(Stored dataset items)

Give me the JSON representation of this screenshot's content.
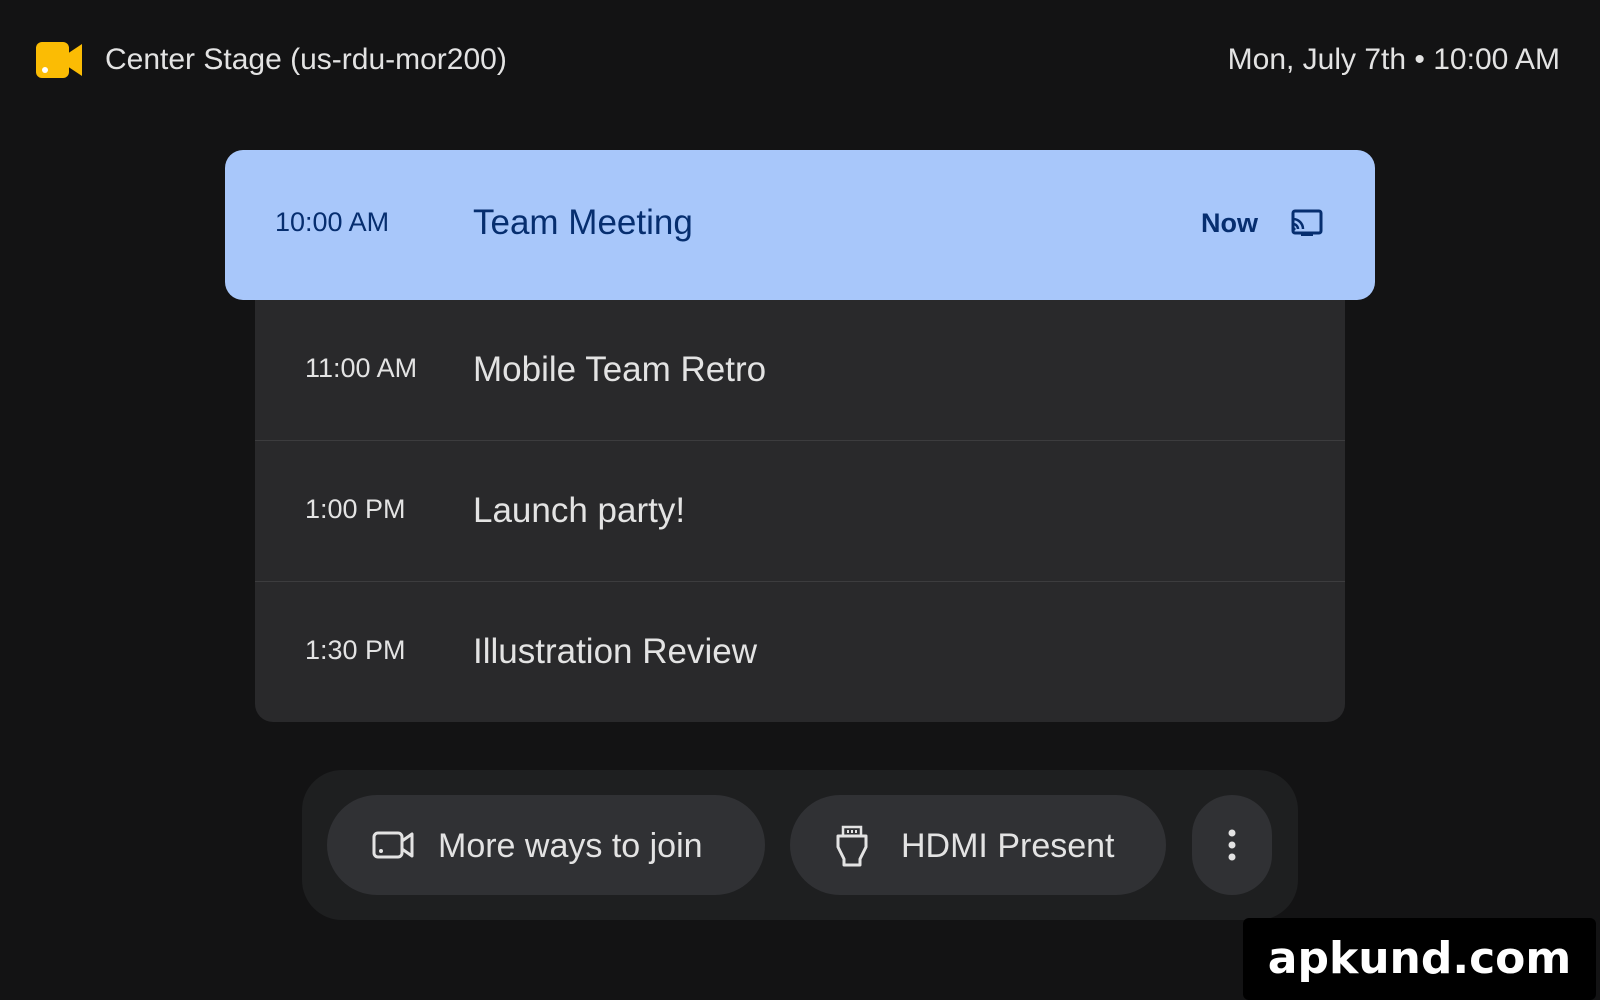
{
  "header": {
    "app_icon": "meet-camera-icon",
    "room_name": "Center Stage (us-rdu-mor200)",
    "datetime": "Mon, July 7th • 10:00 AM"
  },
  "current_meeting": {
    "time": "10:00 AM",
    "title": "Team Meeting",
    "status": "Now",
    "icon": "cast-icon"
  },
  "upcoming": [
    {
      "time": "11:00 AM",
      "title": "Mobile Team Retro"
    },
    {
      "time": "1:00 PM",
      "title": "Launch party!"
    },
    {
      "time": "1:30 PM",
      "title": "Illustration Review"
    }
  ],
  "actions": {
    "join": {
      "label": "More ways to join",
      "icon": "video-camera-icon"
    },
    "hdmi": {
      "label": "HDMI Present",
      "icon": "hdmi-icon"
    },
    "more": {
      "icon": "more-vert-icon"
    }
  },
  "watermark": "apkund.com",
  "colors": {
    "background": "#131314",
    "current_bg": "#a8c7fa",
    "current_text": "#062e6f",
    "list_bg": "#29292b",
    "accent_yellow": "#fbbc04"
  }
}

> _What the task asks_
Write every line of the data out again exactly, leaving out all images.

> _Task result_
Give me the JSON representation of this screenshot's content.
{
  "header": {
    "app_icon": "meet-camera-icon",
    "room_name": "Center Stage (us-rdu-mor200)",
    "datetime": "Mon, July 7th • 10:00 AM"
  },
  "current_meeting": {
    "time": "10:00 AM",
    "title": "Team Meeting",
    "status": "Now",
    "icon": "cast-icon"
  },
  "upcoming": [
    {
      "time": "11:00 AM",
      "title": "Mobile Team Retro"
    },
    {
      "time": "1:00 PM",
      "title": "Launch party!"
    },
    {
      "time": "1:30 PM",
      "title": "Illustration Review"
    }
  ],
  "actions": {
    "join": {
      "label": "More ways to join",
      "icon": "video-camera-icon"
    },
    "hdmi": {
      "label": "HDMI Present",
      "icon": "hdmi-icon"
    },
    "more": {
      "icon": "more-vert-icon"
    }
  },
  "watermark": "apkund.com",
  "colors": {
    "background": "#131314",
    "current_bg": "#a8c7fa",
    "current_text": "#062e6f",
    "list_bg": "#29292b",
    "accent_yellow": "#fbbc04"
  }
}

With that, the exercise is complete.